Some people are shocked when they hear children in some households call elders by their first names. In most homes, the parents are often called by terms such as Appa, Amma, Ammi, Ammu, Aya, Appaji, Baba, etc. Daddy and mummy, dad and mom are other common terms used to address parents. But in some households, children call their parents by their first names. For an outsider, this may seem shocking but it is natural for the child. The child may have heard all others call their mom by the shortened first name, say Paddu for Padma or Janu for Janaki or any of the other shortened forms of the names. Since everyone calls their mom by this name the child adopts the same and with time does not want to change that.
Grandparent-grandchild special relationship
While calling them by the name of the relationship (appa, amma) is most common for parents, for grandparents, many children create their own nicknames.

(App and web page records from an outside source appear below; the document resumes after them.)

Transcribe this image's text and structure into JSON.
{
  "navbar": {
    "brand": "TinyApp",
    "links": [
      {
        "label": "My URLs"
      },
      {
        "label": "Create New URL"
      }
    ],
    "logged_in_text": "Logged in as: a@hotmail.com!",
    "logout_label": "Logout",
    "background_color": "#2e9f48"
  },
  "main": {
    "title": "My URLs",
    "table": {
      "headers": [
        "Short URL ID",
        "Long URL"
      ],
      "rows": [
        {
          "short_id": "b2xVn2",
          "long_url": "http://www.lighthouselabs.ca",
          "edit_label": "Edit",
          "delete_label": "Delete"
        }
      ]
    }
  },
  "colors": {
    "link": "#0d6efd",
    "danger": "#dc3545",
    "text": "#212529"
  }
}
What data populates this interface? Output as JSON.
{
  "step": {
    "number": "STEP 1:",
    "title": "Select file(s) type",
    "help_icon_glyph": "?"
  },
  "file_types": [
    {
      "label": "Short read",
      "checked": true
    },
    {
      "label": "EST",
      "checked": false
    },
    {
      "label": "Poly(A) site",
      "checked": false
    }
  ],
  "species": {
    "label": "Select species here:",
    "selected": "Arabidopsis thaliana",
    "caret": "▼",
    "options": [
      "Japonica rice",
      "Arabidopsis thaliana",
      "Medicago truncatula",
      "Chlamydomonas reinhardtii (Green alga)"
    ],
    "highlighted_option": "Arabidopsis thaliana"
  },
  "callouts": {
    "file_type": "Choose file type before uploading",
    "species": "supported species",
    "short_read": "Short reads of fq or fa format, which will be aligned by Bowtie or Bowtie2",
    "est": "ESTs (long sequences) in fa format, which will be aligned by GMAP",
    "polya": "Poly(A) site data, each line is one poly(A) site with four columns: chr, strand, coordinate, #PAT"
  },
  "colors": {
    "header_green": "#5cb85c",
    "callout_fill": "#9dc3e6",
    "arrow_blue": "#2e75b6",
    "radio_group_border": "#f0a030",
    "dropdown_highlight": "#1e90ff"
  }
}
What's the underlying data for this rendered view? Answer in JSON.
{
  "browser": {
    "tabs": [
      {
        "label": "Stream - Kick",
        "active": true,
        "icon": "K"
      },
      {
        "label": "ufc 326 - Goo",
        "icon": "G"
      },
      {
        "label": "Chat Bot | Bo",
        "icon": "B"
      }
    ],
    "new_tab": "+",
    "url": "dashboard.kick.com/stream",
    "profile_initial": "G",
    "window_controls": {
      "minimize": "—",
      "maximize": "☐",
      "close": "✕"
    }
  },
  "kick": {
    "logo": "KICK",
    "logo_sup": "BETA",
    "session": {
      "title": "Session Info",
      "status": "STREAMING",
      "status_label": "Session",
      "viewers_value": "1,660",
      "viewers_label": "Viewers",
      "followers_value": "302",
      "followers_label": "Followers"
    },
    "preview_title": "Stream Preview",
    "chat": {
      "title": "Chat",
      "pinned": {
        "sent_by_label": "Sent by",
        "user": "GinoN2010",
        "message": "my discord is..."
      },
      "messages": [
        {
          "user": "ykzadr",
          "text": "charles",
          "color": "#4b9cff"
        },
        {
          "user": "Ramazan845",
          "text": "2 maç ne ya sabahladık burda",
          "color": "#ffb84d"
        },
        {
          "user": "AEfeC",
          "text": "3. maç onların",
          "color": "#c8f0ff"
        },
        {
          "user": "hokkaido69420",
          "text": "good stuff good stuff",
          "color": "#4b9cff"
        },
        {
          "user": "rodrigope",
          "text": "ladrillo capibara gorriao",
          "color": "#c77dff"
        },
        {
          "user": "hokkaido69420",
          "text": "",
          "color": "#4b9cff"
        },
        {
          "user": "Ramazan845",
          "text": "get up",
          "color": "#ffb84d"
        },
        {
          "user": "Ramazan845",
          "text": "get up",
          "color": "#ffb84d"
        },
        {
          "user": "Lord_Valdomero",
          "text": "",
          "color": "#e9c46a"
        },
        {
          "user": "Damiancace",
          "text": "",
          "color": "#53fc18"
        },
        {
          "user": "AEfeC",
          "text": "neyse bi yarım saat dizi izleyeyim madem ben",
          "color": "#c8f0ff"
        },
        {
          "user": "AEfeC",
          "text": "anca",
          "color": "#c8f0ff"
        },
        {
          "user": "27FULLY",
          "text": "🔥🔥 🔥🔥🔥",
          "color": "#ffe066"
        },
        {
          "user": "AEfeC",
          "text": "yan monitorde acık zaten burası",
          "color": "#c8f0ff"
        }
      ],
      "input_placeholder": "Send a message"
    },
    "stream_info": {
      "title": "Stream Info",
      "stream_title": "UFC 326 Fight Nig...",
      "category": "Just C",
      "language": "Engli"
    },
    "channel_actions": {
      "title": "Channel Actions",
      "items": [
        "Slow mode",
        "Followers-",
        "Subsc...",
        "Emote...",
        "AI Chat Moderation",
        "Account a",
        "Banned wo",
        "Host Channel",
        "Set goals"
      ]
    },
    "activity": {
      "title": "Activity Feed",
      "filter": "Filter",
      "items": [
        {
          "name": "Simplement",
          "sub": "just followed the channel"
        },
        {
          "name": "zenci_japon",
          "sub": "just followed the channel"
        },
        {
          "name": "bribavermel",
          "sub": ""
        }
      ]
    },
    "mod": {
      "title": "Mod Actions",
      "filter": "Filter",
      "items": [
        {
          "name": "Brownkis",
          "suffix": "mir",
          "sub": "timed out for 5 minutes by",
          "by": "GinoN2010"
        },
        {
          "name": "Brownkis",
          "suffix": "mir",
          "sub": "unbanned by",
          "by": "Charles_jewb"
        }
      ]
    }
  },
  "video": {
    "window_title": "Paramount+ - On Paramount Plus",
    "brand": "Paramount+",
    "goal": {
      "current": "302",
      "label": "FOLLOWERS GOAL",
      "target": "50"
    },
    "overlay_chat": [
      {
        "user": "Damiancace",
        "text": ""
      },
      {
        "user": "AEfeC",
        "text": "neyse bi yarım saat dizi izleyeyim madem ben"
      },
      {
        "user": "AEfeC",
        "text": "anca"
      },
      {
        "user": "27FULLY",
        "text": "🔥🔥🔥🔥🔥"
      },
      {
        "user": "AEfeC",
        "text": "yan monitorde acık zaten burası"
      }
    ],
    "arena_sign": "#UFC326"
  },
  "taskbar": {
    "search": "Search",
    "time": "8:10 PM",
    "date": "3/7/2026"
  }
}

Tata, pati, ajja, ajji, ammuma, ammama, dada, dadi, nana, nani are the common terms used, but some children invent names which really are nonsense syllables with no meaning. The indulgent grandparents too don’t mind the nicknames the grandchild has given them.
Both benefit as long as no one minds!
At times the aunts and uncles are not much older than you. If the age gap is less, we tend to call our aunts and uncles (parents’ siblings) by their first names. Children resist it when they are asked not to address elders by their first names. It feels closer to call them by their first names rather than by their relationship names. I have seen children cry and throw a tantrum when someone tries to force them to call elders by relationship names. Children feel a strong emotional connect with some elders only when they call them by their names familiar to them. Just because children call elders by first names does not mean they disrespect them in any way. We should let it be and not try to change the habit. It is got two benefits - the child will feel deeply connected and perhaps the elder person feels younger too!